The dialogue about gospel-centered psychotherapy in the Latter-day Saint mental health community began approximately 50 years ago. In this article we briefly summarize and discuss some of the significant events, issues, and accomplishments in this dialogue and effort. We offer definitions of gospel-centered psychotherapy and gospel-based psychotherapy. We concur with others that there is not "one true" gospel-centered psychotherapy, theory, or approach, but we suggest that gospel-centered psychotherapists have developed many different forms of gospel-centered treatment over the years. We argue that gospel-centered approaches to psychotherapy do share some common characteristics, including the therapist's moral character and spiritual preparation, the spiritual doctrines and moral values that inform the concepts and methods of treatment, and a belief that it is God and Jesus Christ who ultimately do the healing.
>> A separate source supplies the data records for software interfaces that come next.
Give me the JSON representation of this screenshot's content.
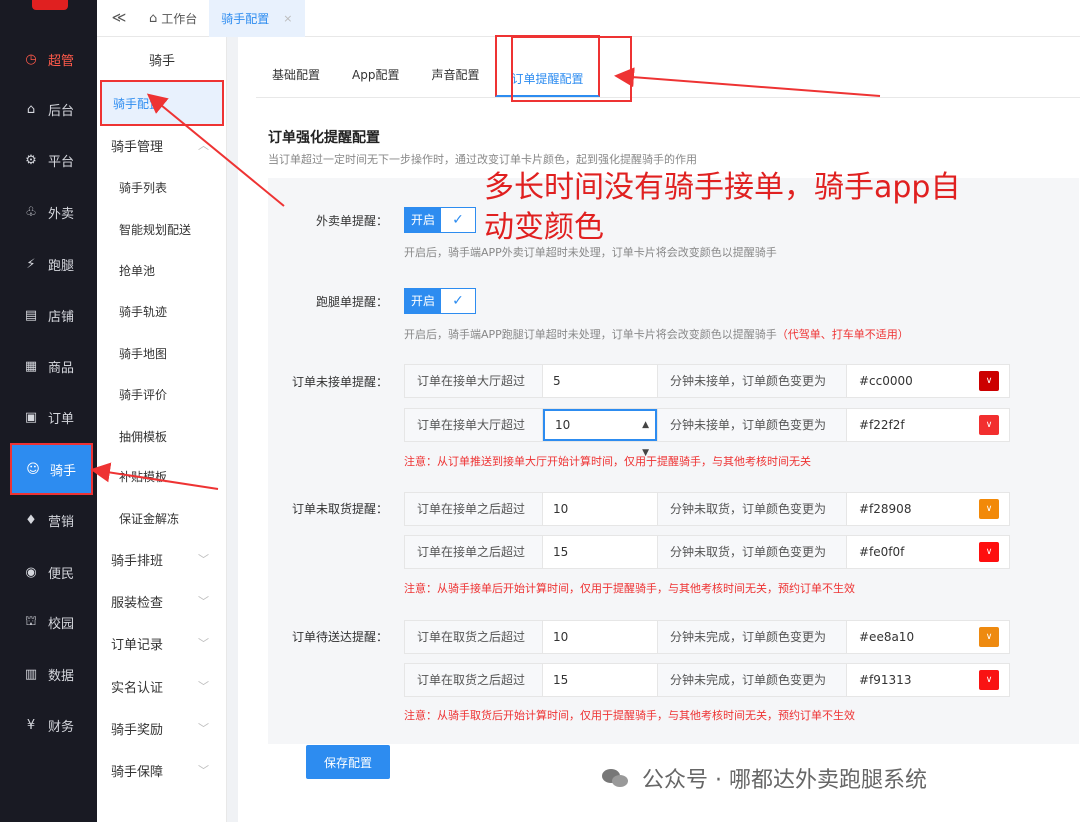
{
  "nav": {
    "items": [
      {
        "icon": "clock-icon",
        "glyph": "◷",
        "label": "超管"
      },
      {
        "icon": "home-icon",
        "glyph": "⌂",
        "label": "后台"
      },
      {
        "icon": "gear-icon",
        "glyph": "⚙",
        "label": "平台"
      },
      {
        "icon": "delivery-icon",
        "glyph": "♧",
        "label": "外卖"
      },
      {
        "icon": "runner-icon",
        "glyph": "⚡",
        "label": "跑腿"
      },
      {
        "icon": "store-icon",
        "glyph": "▤",
        "label": "店铺"
      },
      {
        "icon": "goods-icon",
        "glyph": "▦",
        "label": "商品"
      },
      {
        "icon": "order-icon",
        "glyph": "▣",
        "label": "订单"
      },
      {
        "icon": "rider-icon",
        "glyph": "☺",
        "label": "骑手"
      },
      {
        "icon": "marketing-icon",
        "glyph": "♦",
        "label": "营销"
      },
      {
        "icon": "service-icon",
        "glyph": "◉",
        "label": "便民"
      },
      {
        "icon": "campus-icon",
        "glyph": "⛫",
        "label": "校园"
      },
      {
        "icon": "data-icon",
        "glyph": "▥",
        "label": "数据"
      },
      {
        "icon": "finance-icon",
        "glyph": "¥",
        "label": "财务"
      }
    ]
  },
  "topbar": {
    "collapse_glyph": "≪",
    "home_glyph": "⌂",
    "home_label": "工作台",
    "open_tab": "骑手配置",
    "close_glyph": "×"
  },
  "subnav": {
    "title": "骑手",
    "items": [
      {
        "label": "骑手配置"
      },
      {
        "label": "骑手管理",
        "chev": "︿"
      },
      {
        "label": "骑手列表"
      },
      {
        "label": "智能规划配送"
      },
      {
        "label": "抢单池"
      },
      {
        "label": "骑手轨迹"
      },
      {
        "label": "骑手地图"
      },
      {
        "label": "骑手评价"
      },
      {
        "label": "抽佣模板"
      },
      {
        "label": "补贴模板"
      },
      {
        "label": "保证金解冻"
      },
      {
        "label": "骑手排班",
        "chev": "﹀"
      },
      {
        "label": "服装检查",
        "chev": "﹀"
      },
      {
        "label": "订单记录",
        "chev": "﹀"
      },
      {
        "label": "实名认证",
        "chev": "﹀"
      },
      {
        "label": "骑手奖励",
        "chev": "﹀"
      },
      {
        "label": "骑手保障",
        "chev": "﹀"
      }
    ]
  },
  "tabs": [
    "基础配置",
    "App配置",
    "声音配置",
    "订单提醒配置"
  ],
  "section": {
    "title": "订单强化提醒配置",
    "desc": "当订单超过一定时间无下一步操作时，通过改变订单卡片颜色，起到强化提醒骑手的作用"
  },
  "takeaway": {
    "label": "外卖单提醒：",
    "switch_on": "开启",
    "check": "✓",
    "hint": "开启后，骑手端APP外卖订单超时未处理，订单卡片将会改变颜色以提醒骑手"
  },
  "errand": {
    "label": "跑腿单提醒：",
    "switch_on": "开启",
    "check": "✓",
    "hint": "开启后，骑手端APP跑腿订单超时未处理，订单卡片将会改变颜色以提醒骑手",
    "hint_warn": "（代驾单、打车单不适用）"
  },
  "groups": [
    {
      "label": "订单未接单提醒：",
      "rows": [
        {
          "pre": "订单在接单大厅超过",
          "value": "5",
          "mid": "分钟未接单，订单颜色变更为",
          "hex": "#cc0000",
          "color": "#cc0000"
        },
        {
          "pre": "订单在接单大厅超过",
          "value": "10",
          "mid": "分钟未接单，订单颜色变更为",
          "hex": "#f22f2f",
          "color": "#f22f2f"
        }
      ],
      "note": "注意：从订单推送到接单大厅开始计算时间，仅用于提醒骑手，与其他考核时间无关"
    },
    {
      "label": "订单未取货提醒：",
      "rows": [
        {
          "pre": "订单在接单之后超过",
          "value": "10",
          "mid": "分钟未取货，订单颜色变更为",
          "hex": "#f28908",
          "color": "#f28908"
        },
        {
          "pre": "订单在接单之后超过",
          "value": "15",
          "mid": "分钟未取货，订单颜色变更为",
          "hex": "#fe0f0f",
          "color": "#fe0f0f"
        }
      ],
      "note": "注意：从骑手接单后开始计算时间，仅用于提醒骑手，与其他考核时间无关，预约订单不生效"
    },
    {
      "label": "订单待送达提醒：",
      "rows": [
        {
          "pre": "订单在取货之后超过",
          "value": "10",
          "mid": "分钟未完成，订单颜色变更为",
          "hex": "#ee8a10",
          "color": "#ee8a10"
        },
        {
          "pre": "订单在取货之后超过",
          "value": "15",
          "mid": "分钟未完成，订单颜色变更为",
          "hex": "#f91313",
          "color": "#f91313"
        }
      ],
      "note": "注意：从骑手取货后开始计算时间，仅用于提醒骑手，与其他考核时间无关，预约订单不生效"
    }
  ],
  "save_label": "保存配置",
  "annotation": "多长时间没有骑手接单，骑手app自动变颜色",
  "watermark": "公众号 · 哪都达外卖跑腿系统",
  "colors": {
    "primary": "#2d8cf0",
    "annot_red": "#e33333",
    "nav_bg": "#191a23"
  }
}
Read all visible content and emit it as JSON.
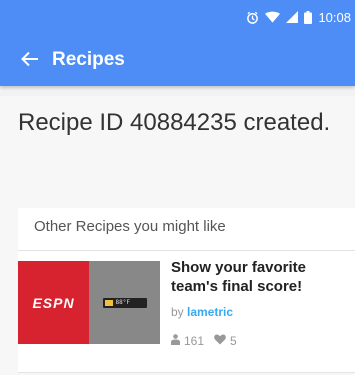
{
  "status_bar": {
    "time": "10:08"
  },
  "app_bar": {
    "title": "Recipes",
    "back_icon": "arrow-left-icon"
  },
  "message": "Recipe ID 40884235 created.",
  "recommendations": {
    "heading": "Other Recipes you might like",
    "items": [
      {
        "title": "Show your favorite team's final score!",
        "by_prefix": "by",
        "author": "lametric",
        "user_count": "161",
        "like_count": "5",
        "image": {
          "left_text": "ESPN",
          "device_text": "88°F",
          "left_color": "#d6232f"
        }
      }
    ]
  },
  "colors": {
    "accent": "#4d8df5",
    "author": "#38aaf2"
  }
}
We conclude by offering recommendations for future training and education, research, and dialogue about gospel-centered psychotherapies.
Richards, P. Scott and Hansen, Kristin L.
"Gospel-Centered Psychotherapy: What It Is and Why It Matters,"
Issues in Religion and Psychotherapy: Vol. 34
, Article 7.
Available at: http://scholarsarchive.byu.edu/irp/vol34/iss1/7